It’s been a great evolution for me to watch — it’s been fascinating to see this tech movement continually improve financial services for the last 25 years.

The consumer is the winner!

At Fiserv and eFunds, you worked with companies helping traditional industries move finance online. Were there any lessons that you learned from your time at Fiserv and eFunds that can be helpful as online finance becomes the standard across all industries?


Yeah, I think some of the principles haven’t changed, right? Focus on the experience and always do right by the customer. But then, I also learned the value of scale. It’s all well and good to be innovative, but you have to think about markets and submarkets where you can get scale. Because to make a difference, you really need to make it at scale.

The businesses I was at would use innovation, but also would scale up through acquisition and through partnerships — it was in a race to make sure that they were not just the best, but the biggest.

So, I predict even for the current set of players that are out there today — and there are many, many more players now because of the acceleration of the Fintech Revolution — the value of scale will start to show up.
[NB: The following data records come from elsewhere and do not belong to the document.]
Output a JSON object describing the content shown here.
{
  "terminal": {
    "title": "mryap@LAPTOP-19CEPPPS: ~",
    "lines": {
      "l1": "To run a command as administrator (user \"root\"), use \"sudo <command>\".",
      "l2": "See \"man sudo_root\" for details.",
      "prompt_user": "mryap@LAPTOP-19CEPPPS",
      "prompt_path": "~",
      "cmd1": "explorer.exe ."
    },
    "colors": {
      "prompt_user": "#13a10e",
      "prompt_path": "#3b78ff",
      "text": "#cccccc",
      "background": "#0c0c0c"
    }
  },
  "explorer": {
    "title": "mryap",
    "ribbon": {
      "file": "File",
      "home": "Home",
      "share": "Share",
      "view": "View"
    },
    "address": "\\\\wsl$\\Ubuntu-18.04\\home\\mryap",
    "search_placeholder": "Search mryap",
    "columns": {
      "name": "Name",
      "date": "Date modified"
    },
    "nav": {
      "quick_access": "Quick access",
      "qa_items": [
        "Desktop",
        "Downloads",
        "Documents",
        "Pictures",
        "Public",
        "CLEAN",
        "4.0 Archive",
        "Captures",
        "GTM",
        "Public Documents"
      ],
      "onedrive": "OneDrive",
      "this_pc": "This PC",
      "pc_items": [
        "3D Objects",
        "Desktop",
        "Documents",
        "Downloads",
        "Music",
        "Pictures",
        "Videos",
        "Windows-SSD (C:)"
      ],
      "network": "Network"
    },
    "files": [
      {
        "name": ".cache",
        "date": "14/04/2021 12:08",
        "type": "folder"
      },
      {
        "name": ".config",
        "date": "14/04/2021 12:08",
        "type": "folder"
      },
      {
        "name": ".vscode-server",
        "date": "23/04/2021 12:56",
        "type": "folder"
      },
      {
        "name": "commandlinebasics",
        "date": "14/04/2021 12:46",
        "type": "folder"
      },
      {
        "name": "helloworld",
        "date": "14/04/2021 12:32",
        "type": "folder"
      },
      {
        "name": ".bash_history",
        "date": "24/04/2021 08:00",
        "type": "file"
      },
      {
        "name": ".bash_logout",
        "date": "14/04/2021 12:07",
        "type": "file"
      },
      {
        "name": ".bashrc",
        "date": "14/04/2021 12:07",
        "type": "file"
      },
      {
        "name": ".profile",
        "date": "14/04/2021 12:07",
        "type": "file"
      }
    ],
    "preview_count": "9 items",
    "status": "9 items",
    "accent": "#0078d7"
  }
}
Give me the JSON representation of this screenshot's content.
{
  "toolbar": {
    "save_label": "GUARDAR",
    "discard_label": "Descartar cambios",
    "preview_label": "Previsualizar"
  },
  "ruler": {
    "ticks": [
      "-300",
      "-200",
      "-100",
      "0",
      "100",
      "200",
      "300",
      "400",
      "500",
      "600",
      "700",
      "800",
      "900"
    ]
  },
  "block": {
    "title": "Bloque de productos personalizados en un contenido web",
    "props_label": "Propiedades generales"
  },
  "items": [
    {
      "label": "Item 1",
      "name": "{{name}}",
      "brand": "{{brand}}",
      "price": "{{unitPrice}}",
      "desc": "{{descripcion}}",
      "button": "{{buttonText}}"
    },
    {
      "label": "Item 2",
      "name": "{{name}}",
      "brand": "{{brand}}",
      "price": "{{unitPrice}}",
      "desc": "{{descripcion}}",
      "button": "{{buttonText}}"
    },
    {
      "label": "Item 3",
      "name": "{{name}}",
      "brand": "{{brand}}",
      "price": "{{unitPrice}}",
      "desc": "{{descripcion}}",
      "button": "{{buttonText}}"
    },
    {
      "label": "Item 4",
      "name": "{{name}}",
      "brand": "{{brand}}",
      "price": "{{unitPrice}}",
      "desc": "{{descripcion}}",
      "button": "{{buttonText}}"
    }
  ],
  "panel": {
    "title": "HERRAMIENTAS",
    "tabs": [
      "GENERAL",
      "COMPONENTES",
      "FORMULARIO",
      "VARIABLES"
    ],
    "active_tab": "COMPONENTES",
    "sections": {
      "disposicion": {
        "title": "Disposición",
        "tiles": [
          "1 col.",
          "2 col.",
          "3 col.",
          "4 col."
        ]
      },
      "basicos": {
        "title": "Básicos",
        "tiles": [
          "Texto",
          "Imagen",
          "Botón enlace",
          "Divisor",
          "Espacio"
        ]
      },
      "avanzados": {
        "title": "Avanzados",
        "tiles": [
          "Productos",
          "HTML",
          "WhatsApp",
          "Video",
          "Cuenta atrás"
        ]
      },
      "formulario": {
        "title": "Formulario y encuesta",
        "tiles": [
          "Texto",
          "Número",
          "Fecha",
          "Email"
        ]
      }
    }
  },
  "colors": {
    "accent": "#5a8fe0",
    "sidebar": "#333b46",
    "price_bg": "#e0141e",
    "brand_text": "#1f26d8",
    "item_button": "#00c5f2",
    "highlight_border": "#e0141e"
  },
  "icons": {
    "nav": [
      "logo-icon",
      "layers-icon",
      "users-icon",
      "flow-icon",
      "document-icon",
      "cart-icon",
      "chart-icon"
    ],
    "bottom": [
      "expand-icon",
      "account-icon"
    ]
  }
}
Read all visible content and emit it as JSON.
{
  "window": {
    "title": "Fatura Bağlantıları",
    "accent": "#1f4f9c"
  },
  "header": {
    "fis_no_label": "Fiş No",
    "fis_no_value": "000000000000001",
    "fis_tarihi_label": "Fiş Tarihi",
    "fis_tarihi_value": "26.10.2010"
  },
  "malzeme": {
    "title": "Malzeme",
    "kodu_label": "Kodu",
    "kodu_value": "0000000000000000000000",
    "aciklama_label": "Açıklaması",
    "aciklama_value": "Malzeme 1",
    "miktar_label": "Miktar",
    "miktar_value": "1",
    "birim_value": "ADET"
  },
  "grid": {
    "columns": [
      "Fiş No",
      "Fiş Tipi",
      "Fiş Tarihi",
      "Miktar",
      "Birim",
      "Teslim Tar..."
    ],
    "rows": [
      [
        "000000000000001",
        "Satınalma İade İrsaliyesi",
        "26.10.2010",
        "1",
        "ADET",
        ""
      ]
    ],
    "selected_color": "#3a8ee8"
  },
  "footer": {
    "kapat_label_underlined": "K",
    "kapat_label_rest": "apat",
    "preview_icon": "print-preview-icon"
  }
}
Right now, you’re seeing lots of valuations for innovative companies that are almost ignoring scale. But scale will matter soon. There’s just too much clutter out there for every one of these companies to make a real difference in the market.

How important will security become as more industries move transactions and personal data online?


Hugely important! As you remove friction and increase the speed of interactions, security needs to be built-in to the flow. Atomic is working to eliminate risk and fraud, and they need to remain committed to continuing to scale up and make sure that you can solve 100% of the fraud and verification risks that are out there, in order to get the commerce moving even faster. This innovation and reliability is a crucial part of the ecosystem and it’s a challenge but Atomic needs to work tirelessly to gain and retain its customers’ trust.

For any new player to come along, the bar is incredibly high. That’s the only way to push through the clutter and win the trust of all the parties in your ecosystem.

What drew you to want to join the Atomic advisory board?


There were a couple of factors. One, Arjan Schutte introduced me to Jordan and Arjan is a friend and also a very smart man. So, I listened when he told me about this cool company doing great and interesting things.

Then, I talked to Jordan, and I was very impressed by not only his experience, but also what he was building. On top of that, I just love the use cases — I think there is such a need out there.

I’ve watched the incumbent tech companies and, certainly, the incumbent financial companies not really changing their process for so long, because the plumbing issues had not been solved.

I saw right away that Atomic is trying to solve the plumbing in a critical area.

So, it was a combination of the mission, the people, and the products that the team is building.

Our last question is one we ask every interviewee: what book or podcast do you recommend to younger founders in fintech to better understand this moment?


I listen to about 25 different podcasts. It’s important to keep up with what’s going on inside of fintech, but there are a number of really great ones I would recommend listening to outside of fintech.

I’d definitely recommend Invest Like The Best. Patrick O’Shaughnessy is just an incredible host. Another that comes to mind is Tech Buzz China. It’s very interesting what’s happening in China tech. It’s hard to believe that there’s a nation ahead of the US in tech, but the business models and technology are evolving faster in China than they are evolving here.

In terms of books, I’m reading an incredible book right now called The Infinite Machine by Camila Russo. It’s about the early days of Ethereum and the amazing things happening there. I’d recommend those podcasts and that book to broaden people’s minds.

Want to get to know the rest of Atomic’s advisory board?

Check out our conversations with Mike Ferrari and Susan Ehrlich.